Meaning of republicanism in English:

republicanism

Pronunciation /rɪˈpʌblɪk(ə)nɪz(ə)m/

Translate republicanism into Spanish

noun

mass noun
  • 1Support for a republican system of government.

    ‘France's historic attachment to the principles of republicanism’
    • ‘After a long eclipse during the Middle Ages, the tradition of Greek and Roman republicanism was revived in the Italian republics of the Renaissance.’
    • ‘In Renaissance republicanism, as well as in Greek democratic thought, a citizen was someone who participated in 'giving judgement and holding office'.’
    • ‘He appears to have synthesized the different and conflicting traditions of plebiscitarian leadership, Jacobin republicanism, and parliamentary democracy.’
    • ‘The conceptions of republicanism and citizenship were popularized by the upheavals of the American and French revolutions.’
    • ‘Liberalism and republicanism gave a political cast, invoking collectivities of bounded, mapped extent, and ruled by popular, no longer divine, consent.’
    • ‘More recently, although still a minority concern, there has been a steady growth of interest in republicanism.’
    • ‘He has been a noted champion of republicanism, a political ethos that privileges the well-being of the nation over individual rights and liberties.’
    • ‘Is it republicanism to say that the majority can do no wrong?’
    • ‘For all his failings, he was at least attempting to bring a European tradition of republicanism into politics and a pluralistic tolerance of religion into civic life.’
    • ‘From the beginning, he allowed an arrangement that blended notions of clerical rule with the principles and institutions of republicanism.’
  • 2
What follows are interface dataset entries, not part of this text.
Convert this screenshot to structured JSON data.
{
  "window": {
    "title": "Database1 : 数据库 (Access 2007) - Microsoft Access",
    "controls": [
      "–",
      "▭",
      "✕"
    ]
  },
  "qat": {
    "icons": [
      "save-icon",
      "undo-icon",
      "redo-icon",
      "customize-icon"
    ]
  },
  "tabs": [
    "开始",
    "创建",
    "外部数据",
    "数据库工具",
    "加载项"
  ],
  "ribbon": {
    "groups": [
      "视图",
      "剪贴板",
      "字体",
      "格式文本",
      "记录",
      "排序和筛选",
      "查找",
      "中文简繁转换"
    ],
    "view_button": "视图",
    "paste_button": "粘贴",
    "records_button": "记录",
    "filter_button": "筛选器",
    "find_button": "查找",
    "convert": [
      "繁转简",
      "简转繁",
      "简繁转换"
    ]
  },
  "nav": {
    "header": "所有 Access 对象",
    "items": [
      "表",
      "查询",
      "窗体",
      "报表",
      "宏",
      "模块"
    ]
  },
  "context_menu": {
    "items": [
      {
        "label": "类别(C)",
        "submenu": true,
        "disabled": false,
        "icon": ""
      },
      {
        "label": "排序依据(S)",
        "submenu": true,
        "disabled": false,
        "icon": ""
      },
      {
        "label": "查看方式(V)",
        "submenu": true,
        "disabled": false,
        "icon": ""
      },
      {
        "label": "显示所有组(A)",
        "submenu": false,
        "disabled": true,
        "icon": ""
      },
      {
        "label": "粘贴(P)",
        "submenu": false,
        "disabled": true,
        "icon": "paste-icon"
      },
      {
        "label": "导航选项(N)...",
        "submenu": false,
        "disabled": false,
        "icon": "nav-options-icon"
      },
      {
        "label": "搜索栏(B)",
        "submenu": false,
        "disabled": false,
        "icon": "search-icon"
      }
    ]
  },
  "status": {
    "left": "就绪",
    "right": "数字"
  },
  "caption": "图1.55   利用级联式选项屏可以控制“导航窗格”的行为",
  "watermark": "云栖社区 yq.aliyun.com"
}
    (also Republicanism)
    (in the US) the principles or policies of the Republican Party.

    ‘They try to argue that those eight years gave Republicanism new-found legitimacy.’
    • ‘Southern Republicanism has produced a solidly Southern GOP congressional leadership.’
    • ‘Rising congressional Republicanism in this stronghold of the Democratic Party has reshaped the Republicans into a national party for the first time since Reconstruction.’
    • ‘The ideological warfare of the 1990s pitted the New Democratic agenda against Gingrich's Republicanism.’
    • ‘Fantasizing about some underground tradition of progressive middle-class Republicanism, he embraces the governments of McKinley, Nixon, and Lincoln.’
    • ‘The former president's Republicanism offers a worst-of-all-worlds package of intrusive behavioural regulation for the masses and socialism for the wealthy.’
    • ‘He ran against this theory of a moderate Republicanism that is complicit in a long liberal legacy of tax, spend, and tax again.’
    • ‘This is the dangerous joke that fiscally conservative Republicanism has become.’
    • ‘The 11th commandment of modern Republicanism is 'thou shalt not raise taxes on the rich'.’
  • 3Support for a united Ireland.

    ‘He insists the military campaign was a priori a result of the intrinsic political failures of republicanism at the outset.’
    • ‘Even republicanism has turned itself inside out in ever more radical attempts to show them a face they might accept.’
    • ‘One of the core tenets of republicanism is equality of treatment, and this should apply rigidly to all areas of government activity throughout Ireland.’
    • ‘It was preferable to keep moderate unionism and moderate republicanism 'dancing'.’
    • ‘True republicanism is about fairness and solidarity, about equality and inclusion.’
    • ‘He has once more handed armed republicanism a veto over political progress.’
    • ‘I'm talking about galvanising the unionist family to speak with one voice instead of appeasing republicanism.’
    • ‘Republican sources say that the group has no organisation in that city, where republicanism has traditionally been strong.’
    • ‘In latter years, he made a career out of his antipathy to republicanism and became a maestro of the sound bite.’
    • ‘Until the mid-1990s there was no history of organised nationalism there, let alone republicanism.’